Component data from apps and pages
>>>
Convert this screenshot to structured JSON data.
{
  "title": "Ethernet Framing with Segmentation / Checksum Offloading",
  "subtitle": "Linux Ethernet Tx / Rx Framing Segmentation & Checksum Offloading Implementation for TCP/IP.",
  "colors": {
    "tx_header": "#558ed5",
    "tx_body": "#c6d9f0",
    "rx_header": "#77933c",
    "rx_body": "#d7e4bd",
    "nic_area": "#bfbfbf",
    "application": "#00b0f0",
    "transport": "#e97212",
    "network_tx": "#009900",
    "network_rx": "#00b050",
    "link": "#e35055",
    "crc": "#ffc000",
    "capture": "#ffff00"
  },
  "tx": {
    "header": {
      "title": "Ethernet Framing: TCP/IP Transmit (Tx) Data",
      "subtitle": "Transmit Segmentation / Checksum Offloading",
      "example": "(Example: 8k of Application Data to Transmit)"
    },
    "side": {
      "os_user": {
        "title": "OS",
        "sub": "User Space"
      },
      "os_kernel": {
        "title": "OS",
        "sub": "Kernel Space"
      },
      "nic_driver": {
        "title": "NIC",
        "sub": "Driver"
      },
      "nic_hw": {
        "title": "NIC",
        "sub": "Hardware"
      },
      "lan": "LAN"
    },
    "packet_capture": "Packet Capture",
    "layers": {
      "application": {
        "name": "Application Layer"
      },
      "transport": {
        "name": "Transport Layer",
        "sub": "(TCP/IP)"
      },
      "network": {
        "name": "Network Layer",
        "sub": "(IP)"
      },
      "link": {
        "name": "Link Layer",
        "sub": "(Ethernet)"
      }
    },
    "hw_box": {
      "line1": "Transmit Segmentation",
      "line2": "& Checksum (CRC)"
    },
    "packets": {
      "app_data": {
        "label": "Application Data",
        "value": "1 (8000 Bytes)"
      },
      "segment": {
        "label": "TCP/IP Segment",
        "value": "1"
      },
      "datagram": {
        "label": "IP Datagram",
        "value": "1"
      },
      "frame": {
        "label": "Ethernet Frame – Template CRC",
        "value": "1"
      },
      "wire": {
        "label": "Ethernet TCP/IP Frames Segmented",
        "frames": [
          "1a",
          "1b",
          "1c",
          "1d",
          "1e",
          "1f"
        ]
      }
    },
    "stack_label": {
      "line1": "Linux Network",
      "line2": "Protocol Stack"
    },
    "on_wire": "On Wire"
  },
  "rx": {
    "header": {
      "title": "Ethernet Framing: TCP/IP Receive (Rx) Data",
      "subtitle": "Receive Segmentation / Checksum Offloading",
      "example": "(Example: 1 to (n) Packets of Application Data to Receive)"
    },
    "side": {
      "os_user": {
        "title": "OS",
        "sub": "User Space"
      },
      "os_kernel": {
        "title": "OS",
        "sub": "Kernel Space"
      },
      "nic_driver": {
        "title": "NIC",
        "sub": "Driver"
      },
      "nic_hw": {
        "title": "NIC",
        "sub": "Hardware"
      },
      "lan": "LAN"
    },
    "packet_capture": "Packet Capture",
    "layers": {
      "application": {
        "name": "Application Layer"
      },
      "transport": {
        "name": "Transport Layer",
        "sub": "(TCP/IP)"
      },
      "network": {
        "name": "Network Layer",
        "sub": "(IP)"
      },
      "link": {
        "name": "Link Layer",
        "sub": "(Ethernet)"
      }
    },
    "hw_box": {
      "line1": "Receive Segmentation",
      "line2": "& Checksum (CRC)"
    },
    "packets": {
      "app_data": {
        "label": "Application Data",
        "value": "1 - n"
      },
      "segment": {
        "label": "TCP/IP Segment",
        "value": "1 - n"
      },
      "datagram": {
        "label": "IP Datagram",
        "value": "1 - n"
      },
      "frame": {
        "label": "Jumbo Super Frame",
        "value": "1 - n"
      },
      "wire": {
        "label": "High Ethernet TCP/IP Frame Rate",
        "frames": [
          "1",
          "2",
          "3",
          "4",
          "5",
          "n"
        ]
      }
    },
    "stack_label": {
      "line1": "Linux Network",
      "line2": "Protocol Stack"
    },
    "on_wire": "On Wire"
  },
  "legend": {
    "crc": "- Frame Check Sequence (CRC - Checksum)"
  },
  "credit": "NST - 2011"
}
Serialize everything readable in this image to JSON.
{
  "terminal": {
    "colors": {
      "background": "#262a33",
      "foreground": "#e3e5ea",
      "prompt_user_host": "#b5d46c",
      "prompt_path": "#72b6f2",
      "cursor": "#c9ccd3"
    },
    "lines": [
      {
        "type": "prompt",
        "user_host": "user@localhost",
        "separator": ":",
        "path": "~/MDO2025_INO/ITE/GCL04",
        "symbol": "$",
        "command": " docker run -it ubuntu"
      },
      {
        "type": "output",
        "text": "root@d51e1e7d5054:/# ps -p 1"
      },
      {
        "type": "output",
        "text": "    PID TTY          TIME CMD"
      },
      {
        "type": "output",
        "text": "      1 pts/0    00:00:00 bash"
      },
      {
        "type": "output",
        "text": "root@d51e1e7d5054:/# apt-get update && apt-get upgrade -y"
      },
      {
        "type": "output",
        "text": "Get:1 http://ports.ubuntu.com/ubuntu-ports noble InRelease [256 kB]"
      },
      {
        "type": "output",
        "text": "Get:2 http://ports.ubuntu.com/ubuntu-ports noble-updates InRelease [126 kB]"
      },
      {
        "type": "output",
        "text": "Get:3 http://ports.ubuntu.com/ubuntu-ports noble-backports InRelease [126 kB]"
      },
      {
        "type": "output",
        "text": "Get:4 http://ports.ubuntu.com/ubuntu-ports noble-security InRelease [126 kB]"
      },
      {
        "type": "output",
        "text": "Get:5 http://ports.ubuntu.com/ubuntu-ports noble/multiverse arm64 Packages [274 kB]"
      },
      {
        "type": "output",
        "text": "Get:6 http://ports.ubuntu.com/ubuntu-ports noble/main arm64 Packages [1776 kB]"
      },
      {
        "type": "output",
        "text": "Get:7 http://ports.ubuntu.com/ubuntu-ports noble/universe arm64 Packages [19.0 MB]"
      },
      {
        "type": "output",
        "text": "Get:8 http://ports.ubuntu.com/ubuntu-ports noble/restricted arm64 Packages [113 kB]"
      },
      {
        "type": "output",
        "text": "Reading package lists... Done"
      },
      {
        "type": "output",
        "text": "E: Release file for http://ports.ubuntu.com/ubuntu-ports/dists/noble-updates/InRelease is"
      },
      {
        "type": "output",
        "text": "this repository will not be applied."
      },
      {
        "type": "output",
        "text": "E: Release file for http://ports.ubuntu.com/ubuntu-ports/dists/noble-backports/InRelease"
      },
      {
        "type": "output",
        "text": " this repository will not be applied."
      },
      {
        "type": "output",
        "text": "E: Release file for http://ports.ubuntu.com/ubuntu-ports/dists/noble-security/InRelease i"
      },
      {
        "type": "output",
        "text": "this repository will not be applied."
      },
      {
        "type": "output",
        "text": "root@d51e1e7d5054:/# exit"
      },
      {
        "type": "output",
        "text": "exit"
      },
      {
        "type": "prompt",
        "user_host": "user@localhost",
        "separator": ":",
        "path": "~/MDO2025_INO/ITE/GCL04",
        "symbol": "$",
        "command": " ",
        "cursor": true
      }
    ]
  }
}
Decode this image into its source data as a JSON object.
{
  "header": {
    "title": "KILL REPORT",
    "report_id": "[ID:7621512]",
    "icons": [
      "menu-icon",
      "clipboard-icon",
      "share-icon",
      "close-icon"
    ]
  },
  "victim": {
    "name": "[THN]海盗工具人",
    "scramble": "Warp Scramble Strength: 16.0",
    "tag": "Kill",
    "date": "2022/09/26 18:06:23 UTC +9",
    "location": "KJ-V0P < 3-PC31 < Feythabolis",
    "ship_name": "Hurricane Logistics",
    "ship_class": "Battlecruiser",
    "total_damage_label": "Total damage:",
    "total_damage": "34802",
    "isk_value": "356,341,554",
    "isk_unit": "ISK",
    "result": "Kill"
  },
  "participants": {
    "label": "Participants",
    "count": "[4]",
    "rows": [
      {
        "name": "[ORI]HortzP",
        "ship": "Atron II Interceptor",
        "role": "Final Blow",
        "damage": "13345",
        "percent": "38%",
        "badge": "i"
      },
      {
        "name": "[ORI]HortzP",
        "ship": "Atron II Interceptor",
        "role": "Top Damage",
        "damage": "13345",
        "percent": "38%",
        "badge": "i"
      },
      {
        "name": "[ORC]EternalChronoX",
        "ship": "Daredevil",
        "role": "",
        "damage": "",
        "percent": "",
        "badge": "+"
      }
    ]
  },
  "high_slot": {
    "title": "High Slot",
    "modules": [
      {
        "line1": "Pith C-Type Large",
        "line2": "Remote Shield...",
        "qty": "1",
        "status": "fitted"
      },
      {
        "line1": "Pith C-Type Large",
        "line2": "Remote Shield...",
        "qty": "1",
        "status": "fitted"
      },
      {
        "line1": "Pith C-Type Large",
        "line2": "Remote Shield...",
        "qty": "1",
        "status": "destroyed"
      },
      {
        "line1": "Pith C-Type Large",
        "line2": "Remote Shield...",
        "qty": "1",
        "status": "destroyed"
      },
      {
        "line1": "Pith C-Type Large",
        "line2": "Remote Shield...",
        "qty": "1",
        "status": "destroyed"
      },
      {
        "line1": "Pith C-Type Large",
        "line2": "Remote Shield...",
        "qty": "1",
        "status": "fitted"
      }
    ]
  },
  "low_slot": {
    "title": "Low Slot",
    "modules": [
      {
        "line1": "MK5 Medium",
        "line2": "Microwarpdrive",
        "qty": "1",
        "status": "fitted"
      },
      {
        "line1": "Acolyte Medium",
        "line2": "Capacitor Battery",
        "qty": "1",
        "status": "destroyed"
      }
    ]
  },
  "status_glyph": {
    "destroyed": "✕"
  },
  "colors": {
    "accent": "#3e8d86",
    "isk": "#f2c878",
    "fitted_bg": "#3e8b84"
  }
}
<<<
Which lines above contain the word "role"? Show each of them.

Response to the task —
        "role": "Final Blow",
        "role": "Top Damage",
        "role": "",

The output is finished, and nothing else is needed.